** Opening DATA RECORDS block **

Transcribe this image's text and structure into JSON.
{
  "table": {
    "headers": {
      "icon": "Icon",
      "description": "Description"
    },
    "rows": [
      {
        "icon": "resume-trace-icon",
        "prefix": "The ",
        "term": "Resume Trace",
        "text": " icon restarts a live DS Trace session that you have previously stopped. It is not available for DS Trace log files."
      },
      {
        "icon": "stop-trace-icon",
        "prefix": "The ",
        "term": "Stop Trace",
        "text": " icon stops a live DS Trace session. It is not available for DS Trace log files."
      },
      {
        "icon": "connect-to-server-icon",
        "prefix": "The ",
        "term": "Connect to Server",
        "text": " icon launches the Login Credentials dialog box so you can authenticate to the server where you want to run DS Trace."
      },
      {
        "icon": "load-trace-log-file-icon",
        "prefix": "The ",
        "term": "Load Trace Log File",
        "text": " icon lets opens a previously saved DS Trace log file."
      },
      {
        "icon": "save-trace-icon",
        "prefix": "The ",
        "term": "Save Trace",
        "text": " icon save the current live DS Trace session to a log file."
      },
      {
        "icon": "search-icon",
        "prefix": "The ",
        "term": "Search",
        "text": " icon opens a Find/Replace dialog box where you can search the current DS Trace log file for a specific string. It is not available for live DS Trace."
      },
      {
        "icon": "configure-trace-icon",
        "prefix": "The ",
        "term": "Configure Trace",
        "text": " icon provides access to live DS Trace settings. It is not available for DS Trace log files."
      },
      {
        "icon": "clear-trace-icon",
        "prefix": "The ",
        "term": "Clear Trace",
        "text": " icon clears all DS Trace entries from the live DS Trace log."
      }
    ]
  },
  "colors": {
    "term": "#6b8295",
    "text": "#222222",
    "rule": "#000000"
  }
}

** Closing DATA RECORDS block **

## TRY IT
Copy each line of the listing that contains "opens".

## EXERCISE ANSWER
        "text": " icon lets opens a previously saved DS Trace log file."
        "text": " icon opens a Find/Replace dialog box where you can search the current DS Trace log file for a specific string. It is not available for live DS Trace."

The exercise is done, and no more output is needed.